As far as your question is concerned... using either a bank, credit union, or even mortgage broker can yield the same results. The reason is that, for the most part, all of these loans wind up in the same place... these institutions roll up a bunch of these loans that they make and sell them on Wallstreet (which is why many times you get a loan from one place... then the loan is "sold" to another institution that takes over responsibility of sending you your monthly bill). This means that investors wanting to purchase these loans for the most part will require the same qualifications for borrowers.
As far as rates are concerned... again... rates can move daily, and won't stop until you lock your rate in. I normally advise clients to talk to people they know to see if they can recommend a good lender. (Someone that they have worked with before)
If you cannot get a solid referral for a lender, then talk to the bank and the credit union. For someone to say that one has lower rates or easier qualifications is just unknown. It truly differs from institution to institution.
Good luck and have a great weekend!
If this has bene helpful, I would appreciate some feedback.
But as far as you are concerned (the borrower) I think the real difference is essentially the cost of lending, and I don't believe there is an upside or downside as a hard and fast rule between the two types of institutions.
So I would simply compare rates and closing costs of each lender you go to and figure out which one offers you the best deal and run with that.

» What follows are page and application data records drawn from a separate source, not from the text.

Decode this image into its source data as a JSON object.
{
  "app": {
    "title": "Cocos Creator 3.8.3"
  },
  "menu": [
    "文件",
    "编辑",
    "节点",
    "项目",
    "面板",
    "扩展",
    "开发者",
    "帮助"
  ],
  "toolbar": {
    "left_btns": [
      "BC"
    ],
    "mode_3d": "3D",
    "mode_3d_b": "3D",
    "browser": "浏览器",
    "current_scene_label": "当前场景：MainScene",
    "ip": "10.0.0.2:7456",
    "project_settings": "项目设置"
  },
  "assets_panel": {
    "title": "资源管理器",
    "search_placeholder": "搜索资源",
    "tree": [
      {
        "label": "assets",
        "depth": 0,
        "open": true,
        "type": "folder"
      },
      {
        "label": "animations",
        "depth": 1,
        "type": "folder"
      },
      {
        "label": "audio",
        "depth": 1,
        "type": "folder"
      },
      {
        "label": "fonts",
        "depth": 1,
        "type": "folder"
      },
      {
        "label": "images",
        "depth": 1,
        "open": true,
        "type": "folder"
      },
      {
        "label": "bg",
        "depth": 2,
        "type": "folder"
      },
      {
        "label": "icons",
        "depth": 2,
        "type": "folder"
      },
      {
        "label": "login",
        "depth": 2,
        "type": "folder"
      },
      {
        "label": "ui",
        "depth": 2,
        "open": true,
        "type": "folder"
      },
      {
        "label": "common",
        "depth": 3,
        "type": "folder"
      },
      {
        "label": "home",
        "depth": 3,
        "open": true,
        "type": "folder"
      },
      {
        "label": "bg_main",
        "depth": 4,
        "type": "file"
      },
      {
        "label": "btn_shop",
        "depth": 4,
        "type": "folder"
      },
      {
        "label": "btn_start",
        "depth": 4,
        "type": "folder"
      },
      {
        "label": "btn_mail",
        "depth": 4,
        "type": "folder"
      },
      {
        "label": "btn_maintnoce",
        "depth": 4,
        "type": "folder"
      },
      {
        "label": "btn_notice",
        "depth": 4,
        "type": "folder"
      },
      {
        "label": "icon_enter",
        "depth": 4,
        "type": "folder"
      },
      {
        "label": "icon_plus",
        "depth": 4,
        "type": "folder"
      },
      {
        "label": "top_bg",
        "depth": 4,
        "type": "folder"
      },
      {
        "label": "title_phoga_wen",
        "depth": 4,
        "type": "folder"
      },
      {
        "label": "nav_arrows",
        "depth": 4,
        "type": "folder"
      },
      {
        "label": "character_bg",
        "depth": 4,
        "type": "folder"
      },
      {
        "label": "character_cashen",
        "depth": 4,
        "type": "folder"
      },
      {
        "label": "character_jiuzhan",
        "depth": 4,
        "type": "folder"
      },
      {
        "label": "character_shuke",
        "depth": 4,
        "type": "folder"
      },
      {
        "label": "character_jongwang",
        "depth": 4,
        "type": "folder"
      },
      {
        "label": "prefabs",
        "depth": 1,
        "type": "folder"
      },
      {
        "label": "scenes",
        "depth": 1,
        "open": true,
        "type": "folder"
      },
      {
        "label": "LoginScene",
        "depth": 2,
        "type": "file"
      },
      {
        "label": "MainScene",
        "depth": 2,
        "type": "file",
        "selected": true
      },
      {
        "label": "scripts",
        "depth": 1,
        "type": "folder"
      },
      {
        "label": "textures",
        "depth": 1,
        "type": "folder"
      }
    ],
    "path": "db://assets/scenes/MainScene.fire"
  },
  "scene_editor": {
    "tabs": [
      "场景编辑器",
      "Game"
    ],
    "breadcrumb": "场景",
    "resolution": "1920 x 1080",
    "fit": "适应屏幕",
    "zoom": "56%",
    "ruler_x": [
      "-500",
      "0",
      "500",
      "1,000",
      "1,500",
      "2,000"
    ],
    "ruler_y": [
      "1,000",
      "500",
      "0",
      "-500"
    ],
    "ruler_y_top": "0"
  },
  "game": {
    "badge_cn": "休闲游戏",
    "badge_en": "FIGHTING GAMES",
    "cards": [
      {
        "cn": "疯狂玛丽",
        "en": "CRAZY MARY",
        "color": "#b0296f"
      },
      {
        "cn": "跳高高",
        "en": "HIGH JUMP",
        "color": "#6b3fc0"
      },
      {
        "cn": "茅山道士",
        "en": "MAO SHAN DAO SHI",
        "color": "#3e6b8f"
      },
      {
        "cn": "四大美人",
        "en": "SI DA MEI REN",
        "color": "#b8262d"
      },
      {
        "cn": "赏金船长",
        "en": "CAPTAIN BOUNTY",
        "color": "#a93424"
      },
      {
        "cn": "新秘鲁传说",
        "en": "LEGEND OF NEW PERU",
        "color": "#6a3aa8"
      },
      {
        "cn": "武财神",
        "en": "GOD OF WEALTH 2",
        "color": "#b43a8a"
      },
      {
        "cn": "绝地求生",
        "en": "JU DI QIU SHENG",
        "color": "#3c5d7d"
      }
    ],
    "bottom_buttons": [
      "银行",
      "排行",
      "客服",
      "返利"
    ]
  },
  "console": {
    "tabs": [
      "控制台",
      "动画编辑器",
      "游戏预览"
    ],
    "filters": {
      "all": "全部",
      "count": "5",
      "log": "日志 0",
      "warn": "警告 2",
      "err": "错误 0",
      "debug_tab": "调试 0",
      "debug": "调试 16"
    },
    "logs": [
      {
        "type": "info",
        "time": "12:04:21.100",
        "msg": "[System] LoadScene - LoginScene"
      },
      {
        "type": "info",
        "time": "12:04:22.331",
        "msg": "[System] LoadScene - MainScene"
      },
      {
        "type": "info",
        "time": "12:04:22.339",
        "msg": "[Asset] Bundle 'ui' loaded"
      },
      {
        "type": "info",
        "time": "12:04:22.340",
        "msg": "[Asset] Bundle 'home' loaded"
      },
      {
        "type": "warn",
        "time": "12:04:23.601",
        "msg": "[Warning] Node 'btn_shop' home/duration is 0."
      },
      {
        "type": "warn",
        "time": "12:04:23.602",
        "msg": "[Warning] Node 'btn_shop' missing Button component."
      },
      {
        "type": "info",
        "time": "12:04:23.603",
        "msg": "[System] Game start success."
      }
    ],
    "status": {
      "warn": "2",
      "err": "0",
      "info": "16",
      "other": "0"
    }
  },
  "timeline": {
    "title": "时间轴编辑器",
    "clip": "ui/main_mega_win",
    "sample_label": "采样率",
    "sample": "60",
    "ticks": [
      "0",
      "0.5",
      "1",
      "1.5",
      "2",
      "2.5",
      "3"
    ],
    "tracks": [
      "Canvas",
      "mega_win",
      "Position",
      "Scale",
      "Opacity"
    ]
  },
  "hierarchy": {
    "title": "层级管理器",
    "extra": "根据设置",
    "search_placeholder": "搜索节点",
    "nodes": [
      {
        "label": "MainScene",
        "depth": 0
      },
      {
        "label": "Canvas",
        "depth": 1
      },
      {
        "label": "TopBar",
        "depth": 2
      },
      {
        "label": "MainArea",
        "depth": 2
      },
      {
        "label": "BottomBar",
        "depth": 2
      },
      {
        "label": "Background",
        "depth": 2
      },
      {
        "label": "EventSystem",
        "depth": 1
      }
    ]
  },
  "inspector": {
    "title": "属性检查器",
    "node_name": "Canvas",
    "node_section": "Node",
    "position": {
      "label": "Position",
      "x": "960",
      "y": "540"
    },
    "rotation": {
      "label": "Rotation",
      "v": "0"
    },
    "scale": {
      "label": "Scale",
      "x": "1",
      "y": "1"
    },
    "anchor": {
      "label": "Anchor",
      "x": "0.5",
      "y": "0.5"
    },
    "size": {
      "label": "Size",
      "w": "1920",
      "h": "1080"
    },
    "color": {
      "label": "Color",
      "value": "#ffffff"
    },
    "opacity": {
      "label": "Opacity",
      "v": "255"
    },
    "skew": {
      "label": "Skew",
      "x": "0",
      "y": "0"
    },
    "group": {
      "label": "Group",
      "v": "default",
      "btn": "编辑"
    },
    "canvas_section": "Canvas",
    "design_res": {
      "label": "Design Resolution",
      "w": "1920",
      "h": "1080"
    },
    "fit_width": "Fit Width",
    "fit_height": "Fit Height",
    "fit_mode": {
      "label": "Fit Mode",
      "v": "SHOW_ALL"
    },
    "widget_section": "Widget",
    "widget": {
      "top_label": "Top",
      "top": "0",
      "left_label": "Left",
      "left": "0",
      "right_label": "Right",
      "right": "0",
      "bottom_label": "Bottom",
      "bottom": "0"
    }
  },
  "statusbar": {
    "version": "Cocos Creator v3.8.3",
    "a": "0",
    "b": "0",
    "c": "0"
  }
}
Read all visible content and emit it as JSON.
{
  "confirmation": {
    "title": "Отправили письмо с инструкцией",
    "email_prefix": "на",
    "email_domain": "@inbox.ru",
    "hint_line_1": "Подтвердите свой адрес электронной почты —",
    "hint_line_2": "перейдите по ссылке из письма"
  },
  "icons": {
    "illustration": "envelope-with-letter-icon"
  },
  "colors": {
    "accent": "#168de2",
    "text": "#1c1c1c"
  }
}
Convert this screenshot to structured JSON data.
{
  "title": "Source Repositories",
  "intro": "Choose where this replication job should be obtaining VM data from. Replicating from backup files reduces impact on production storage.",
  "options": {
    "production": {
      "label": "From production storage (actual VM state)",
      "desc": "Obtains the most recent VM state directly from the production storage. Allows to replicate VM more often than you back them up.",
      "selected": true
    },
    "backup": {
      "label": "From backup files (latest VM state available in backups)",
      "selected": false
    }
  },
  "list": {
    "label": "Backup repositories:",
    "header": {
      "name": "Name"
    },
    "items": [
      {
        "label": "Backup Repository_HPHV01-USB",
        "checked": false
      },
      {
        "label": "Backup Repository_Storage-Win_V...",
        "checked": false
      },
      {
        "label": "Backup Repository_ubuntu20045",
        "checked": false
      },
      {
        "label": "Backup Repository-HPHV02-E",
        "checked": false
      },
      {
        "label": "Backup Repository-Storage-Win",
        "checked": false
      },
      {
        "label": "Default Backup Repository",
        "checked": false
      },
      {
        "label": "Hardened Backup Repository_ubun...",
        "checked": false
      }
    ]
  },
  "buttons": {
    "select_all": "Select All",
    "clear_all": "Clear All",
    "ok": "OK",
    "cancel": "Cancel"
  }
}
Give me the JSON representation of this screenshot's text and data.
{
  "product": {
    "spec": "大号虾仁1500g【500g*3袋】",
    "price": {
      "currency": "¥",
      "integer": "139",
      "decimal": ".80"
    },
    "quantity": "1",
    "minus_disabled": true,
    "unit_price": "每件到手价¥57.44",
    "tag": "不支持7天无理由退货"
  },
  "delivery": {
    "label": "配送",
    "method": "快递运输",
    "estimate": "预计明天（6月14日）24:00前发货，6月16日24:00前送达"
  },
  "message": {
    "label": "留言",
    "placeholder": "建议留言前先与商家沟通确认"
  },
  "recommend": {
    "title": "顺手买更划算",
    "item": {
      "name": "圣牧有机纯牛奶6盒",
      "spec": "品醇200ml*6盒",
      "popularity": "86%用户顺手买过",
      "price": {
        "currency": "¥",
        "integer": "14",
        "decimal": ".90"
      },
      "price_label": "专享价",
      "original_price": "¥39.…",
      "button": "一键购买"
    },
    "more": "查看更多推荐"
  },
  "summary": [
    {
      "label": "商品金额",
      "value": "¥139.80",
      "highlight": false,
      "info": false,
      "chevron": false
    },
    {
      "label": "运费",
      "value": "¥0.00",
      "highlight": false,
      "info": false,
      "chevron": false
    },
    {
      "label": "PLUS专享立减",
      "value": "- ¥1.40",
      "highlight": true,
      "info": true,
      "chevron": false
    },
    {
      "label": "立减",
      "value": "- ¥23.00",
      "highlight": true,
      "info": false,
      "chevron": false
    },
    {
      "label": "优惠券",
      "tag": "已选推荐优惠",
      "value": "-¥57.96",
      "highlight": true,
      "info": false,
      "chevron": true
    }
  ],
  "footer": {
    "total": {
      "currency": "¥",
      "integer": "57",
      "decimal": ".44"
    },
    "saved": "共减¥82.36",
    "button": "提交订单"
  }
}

The only other thing I would say is this: Sometimes it is good to develop a relationship with a bank, especially if they DO hold your loan in-house (don't sell it to someone else), keep your accounts there, etc. In the future it may be easier to obtain loans through them.
Broker, CRS, GRI, ePro
Raving Real Estate
Laramie, WY 82070